Tarzan Triumphant

Chapter 26

The Last Knot is Tied

Edgar Rice Burroughs

LAFAYETTE SMITH and Lady Barbara had been mystified witnesses to the sudden transformation of the peaceful scene in the camp of Lord Passmore. All day the warriors had remained in readiness, as though expecting a summons; and when night fell they still waited.

Evidences of restlessness were apparent; and there was no singing and little laughter in the camp, as there had been before. The last that the two whites saw, as they retired for the night, were the little groups of plumed warriors squatting about their fires, their rifles ready to their hands; and they were asleep when the summons came and the sleek, black fighting men melted silently into the dark shadows of the forest, leaving only four of their number to guard the camp and the two guests.

When Lady Barbara emerged from her tent in the morning she was astonished to find the camp all but deserted. The boy who acted in the capacity of personal servant and cook for her and Smith was there and three other blacks. All were constantly armed; but their attitude toward her had not changed, and she felt only curiosity relative to the other altered conditions, so obvious at first glance, rather than apprehension.

When Smith joined her a few minutes later he was equally at a loss to understand the strange metamorphosis that had transformed the laughing, joking porters and askaris into painted warriors and sent them out into the night so surreptitiously, nor could they glean the slightest information from their boy, who, though still courteous and smiling, seemed by some strange trick of fate suddenly to have forgotten the very fair command of English that he had exhibited with evident pride on the previous day.

The long day dragged on until mid afternoon without sign of any change. Neither Lord Passmore nor the missing blacks returned, and the enigma was as baffling as before. The two whites, however, seemed to find much pleasure in one another’s company; and so, perhaps, the day passed more rapidly for them than it did for the four blacks, waiting and listening through the hot, drowsy hours.

But suddenly there was a change. Lady Barbara saw her boy rise and stand in an attitude of eager listening. “They come!” he said, in his own tongue, to his companions. Now they all stood and, though they may have expected only friends, their rifles were in readiness for enemies.

Gradually the sound of voices and of marching men became distinctly audible to the untrained ears of the two whites, and a little later they saw the head of a column filing through the forest toward them.

“Why there’s the ‘Gunner!’” exclaimed Lafayette Smith. “And Jezebel, too. How odd that they should be together.”

“With Tarzan of the Apes!” cried Lady Barbara. “He has saved them both.”

A slow smile touched the lips of the ape-man as he witnessed the reunion of Lady Barbara and Jezebel and that between Smith and the ‘Gunner’; and it broadened a little, when, after the first burst of greetings and explanations, Lady Barbara said, “It is unfortunate that our host, Lord Passmore, isn’t here.”
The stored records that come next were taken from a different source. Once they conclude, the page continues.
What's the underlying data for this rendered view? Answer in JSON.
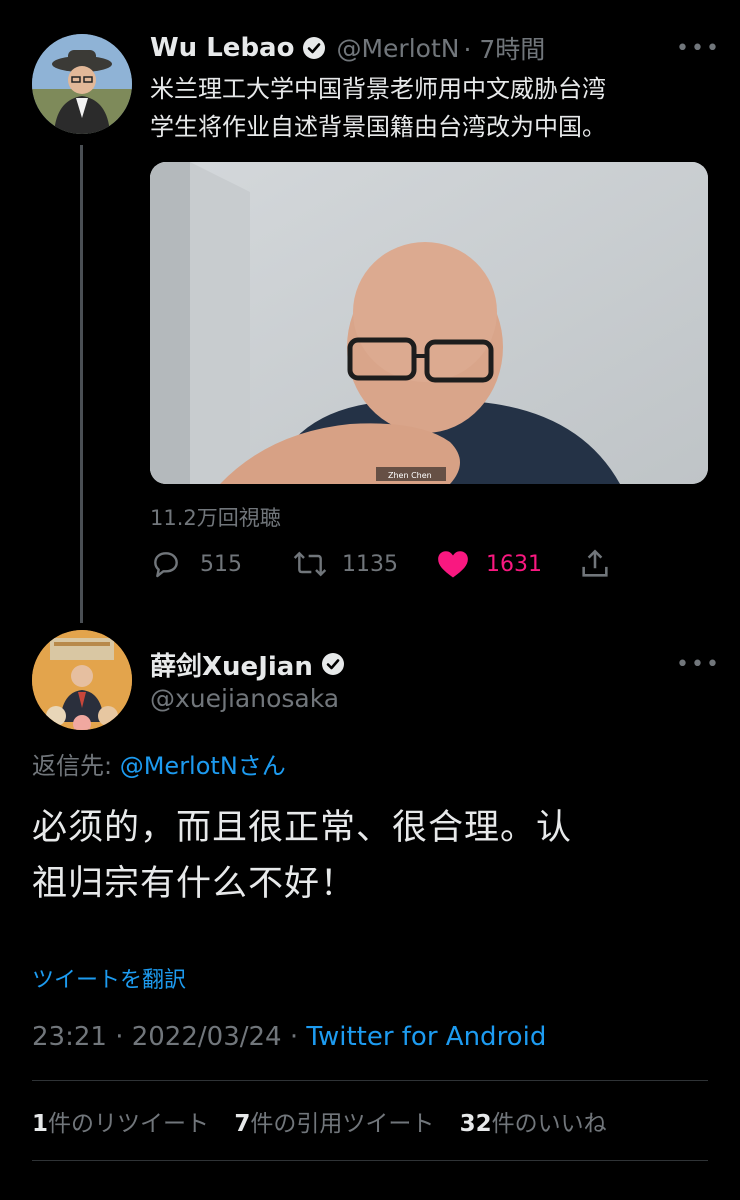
{
  "tweet1": {
    "name": "Wu Lebao",
    "handle": "@MerlotN",
    "time": "· 7時間",
    "more": "•••",
    "text_line1": "米兰理工大学中国背景老师用中文威胁台湾",
    "text_line2": "学生将作业自述背景国籍由台湾改为中国。",
    "video_caption": "Zhen Chen",
    "views": "11.2万回視聴",
    "replies": "515",
    "retweets": "1135",
    "likes": "1631",
    "colors": {
      "like": "#f91880",
      "muted": "#71767b"
    },
    "icons": [
      "reply-icon",
      "retweet-icon",
      "heart-icon",
      "share-icon"
    ]
  },
  "tweet2": {
    "name": "薛剑XueJian",
    "handle": "@xuejianosaka",
    "more": "•••",
    "reply_prefix": "返信先: ",
    "reply_to": "@MerlotNさん",
    "text_line1": "必须的，而且很正常、很合理。认",
    "text_line2": "祖归宗有什么不好！",
    "translate": "ツイートを翻訳",
    "datetime": "23:21 · 2022/03/24 · ",
    "source": "Twitter for Android",
    "retweet_count": "1",
    "retweet_label": "件のリツイート",
    "quote_count": "7",
    "quote_label": "件の引用ツイート",
    "like_count": "32",
    "like_label": "件のいいね",
    "colors": {
      "link": "#1d9bf0"
    }
  }
}
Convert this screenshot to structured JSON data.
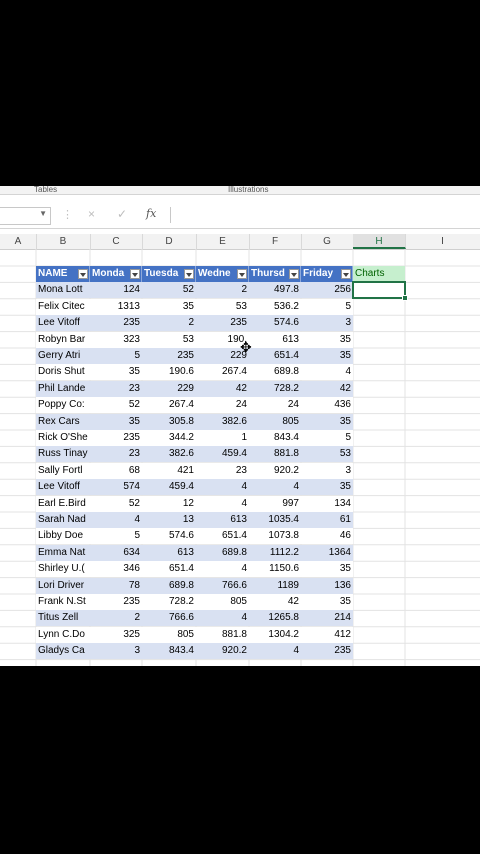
{
  "ribbon": {
    "group_left": "Tables",
    "group_right": "Illustrations"
  },
  "formula_bar": {
    "cancel_icon": "×",
    "confirm_icon": "✓",
    "fx_label": "fx",
    "value": ""
  },
  "columns": [
    "A",
    "B",
    "C",
    "D",
    "E",
    "F",
    "G",
    "H",
    "I"
  ],
  "table": {
    "headers": [
      "NAME",
      "Monda",
      "Tuesda",
      "Wedne",
      "Thursd",
      "Friday"
    ],
    "extra_header": "Charts",
    "rows": [
      [
        "Mona Lott",
        "124",
        "52",
        "2",
        "497.8",
        "256"
      ],
      [
        "Felix Citec",
        "1313",
        "35",
        "53",
        "536.2",
        "5"
      ],
      [
        "Lee Vitoff",
        "235",
        "2",
        "235",
        "574.6",
        "3"
      ],
      [
        "Robyn Bar",
        "323",
        "53",
        "190.",
        "613",
        "35"
      ],
      [
        "Gerry Atri",
        "5",
        "235",
        "229",
        "651.4",
        "35"
      ],
      [
        "Doris Shut",
        "35",
        "190.6",
        "267.4",
        "689.8",
        "4"
      ],
      [
        "Phil Lande",
        "23",
        "229",
        "42",
        "728.2",
        "42"
      ],
      [
        "Poppy Co:",
        "52",
        "267.4",
        "24",
        "24",
        "436"
      ],
      [
        "Rex Cars",
        "35",
        "305.8",
        "382.6",
        "805",
        "35"
      ],
      [
        "Rick O'She",
        "235",
        "344.2",
        "1",
        "843.4",
        "5"
      ],
      [
        "Russ Tinay",
        "23",
        "382.6",
        "459.4",
        "881.8",
        "53"
      ],
      [
        "Sally Fortl",
        "68",
        "421",
        "23",
        "920.2",
        "3"
      ],
      [
        "Lee Vitoff",
        "574",
        "459.4",
        "4",
        "4",
        "35"
      ],
      [
        "Earl E.Bird",
        "52",
        "12",
        "4",
        "997",
        "134"
      ],
      [
        "Sarah Nad",
        "4",
        "13",
        "613",
        "1035.4",
        "61"
      ],
      [
        "Libby Doe",
        "5",
        "574.6",
        "651.4",
        "1073.8",
        "46"
      ],
      [
        "Emma Nat",
        "634",
        "613",
        "689.8",
        "1112.2",
        "1364"
      ],
      [
        "Shirley U.(",
        "346",
        "651.4",
        "4",
        "1150.6",
        "35"
      ],
      [
        "Lori Driver",
        "78",
        "689.8",
        "766.6",
        "1189",
        "136"
      ],
      [
        "Frank N.St",
        "235",
        "728.2",
        "805",
        "42",
        "35"
      ],
      [
        "Titus Zell",
        "2",
        "766.6",
        "4",
        "1265.8",
        "214"
      ],
      [
        "Lynn C.Do",
        "325",
        "805",
        "881.8",
        "1304.2",
        "412"
      ],
      [
        "Gladys Ca",
        "3",
        "843.4",
        "920.2",
        "4",
        "235"
      ]
    ]
  }
}
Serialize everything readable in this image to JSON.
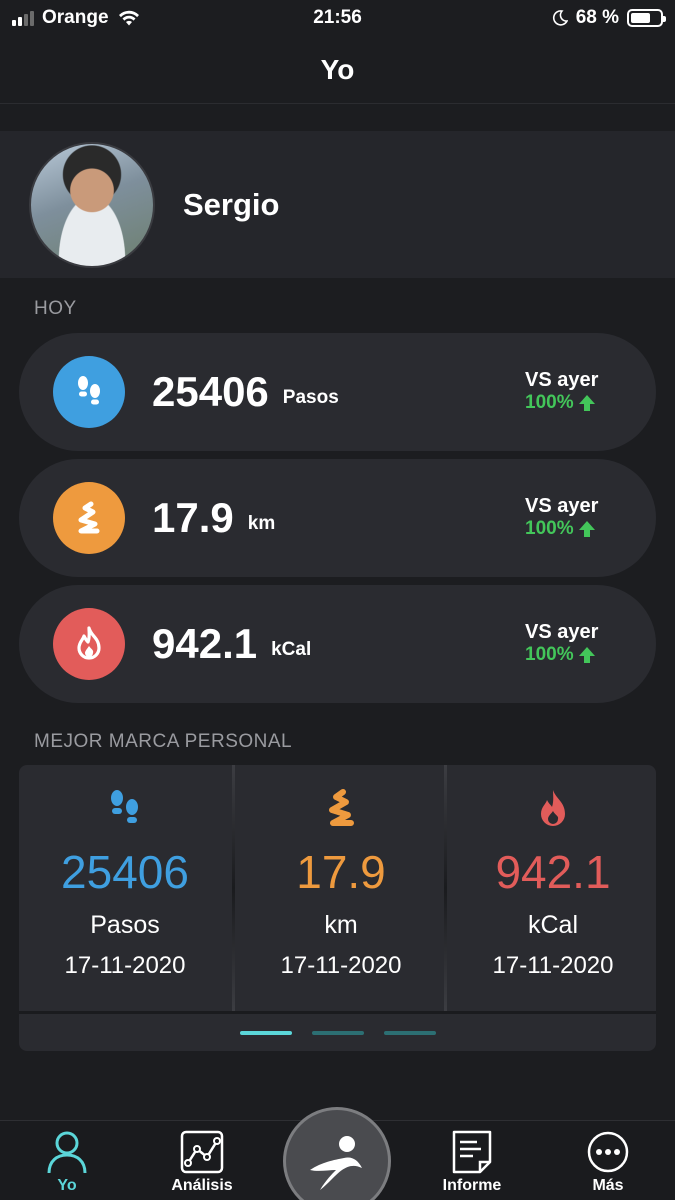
{
  "status_bar": {
    "carrier": "Orange",
    "time": "21:56",
    "battery": "68 %",
    "battery_level": 0.68
  },
  "nav": {
    "title": "Yo"
  },
  "profile": {
    "name": "Sergio"
  },
  "today": {
    "section_label": "HOY",
    "stats": [
      {
        "value": "25406",
        "unit": "Pasos",
        "compare_label": "VS ayer",
        "compare_value": "100%",
        "color": "#3f9fe0",
        "icon": "footprints-icon"
      },
      {
        "value": "17.9",
        "unit": "km",
        "compare_label": "VS ayer",
        "compare_value": "100%",
        "color": "#ee9a3e",
        "icon": "route-icon"
      },
      {
        "value": "942.1",
        "unit": "kCal",
        "compare_label": "VS ayer",
        "compare_value": "100%",
        "color": "#e25c5a",
        "icon": "flame-icon"
      }
    ]
  },
  "records": {
    "section_label": "MEJOR MARCA PERSONAL",
    "items": [
      {
        "value": "25406",
        "unit": "Pasos",
        "date": "17-11-2020",
        "color": "#3f9fe0",
        "icon": "footprints-icon"
      },
      {
        "value": "17.9",
        "unit": "km",
        "date": "17-11-2020",
        "color": "#ee9a3e",
        "icon": "route-icon"
      },
      {
        "value": "942.1",
        "unit": "kCal",
        "date": "17-11-2020",
        "color": "#e25c5a",
        "icon": "flame-icon"
      }
    ],
    "page_count": 3,
    "active_page": 1
  },
  "tab_bar": {
    "tabs": [
      {
        "label": "Yo",
        "icon": "person-icon",
        "active": true
      },
      {
        "label": "Análisis",
        "icon": "chart-icon",
        "active": false
      },
      {
        "label": "Informe",
        "icon": "report-icon",
        "active": false
      },
      {
        "label": "Más",
        "icon": "more-icon",
        "active": false
      }
    ],
    "active_color": "#5bd6d9"
  }
}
“He is,” said the ape-man.

“Where?” demanded Lafayette Smith, looking about the camp.

“I am ‘Lord Passmore,” said Tarzan.

“You?” exclaimed Lady Barbara.

“Yes. I assumed this role when I came north to investigate the rumors I had heard concerning Capietro and his band, believing that they not only would suspect no danger, but hoping, also, that they would seek to attack and plunder my safari as they have those of others.”

“Geeze,” said the ‘Gunner.’ “What a jolt they would of got!”

“That is why we never saw ‘Lord Passmore,” said Lady Barbara, laughing. “I thought him a most elusive host.”

“The first night I left you here,” explained Tarzan, “I walked into the jungle until I was out of sight, and then I came back from another direction and entered my tent from the rear. I slept there all night. The next morning, early, I left in search of your friends—and was captured myself. But everything has worked out well, and if you have no other immediate plans I hope that you will accompany me back to my home and remain a while as my guests while you recover from the rather rough experiences Africa has afforded you. Or, perhaps,” he added, “Professor Smith and his friend wish to continue their geological investigations.”

“I, ah, well, you see,” stammered Lafayette Smith; “I have about decided to abandon my work in Africa and devote my life to the geology of England. We, or, er—you see, Lady Barbara—”

“I am going to take him back to England and teach him to shoot before I let him return to Africa. Possibly we shall come back later, though.”

“And you, Patrick,” asked Tarzan, “are you remaining to hunt, perhaps?”

“Nix, mister,” said Danny, emphatically, “We’re goin’ to California and buy a garage and filling station.”

“We?” queried Lady Barbara.

“Sure,” said the ‘Gunner’; “me and Jez.”

“Really?” exclaimed Lady Barbara. “Is he in earnest, Jezebel?”

“Oke, kid—isn’t it ripping?” replied the golden one.


Tarzan Triumphant - Contents

Back    |    Words Home    |    Edgar Rice Burroughs Home    |    Site Info.    |    Feedback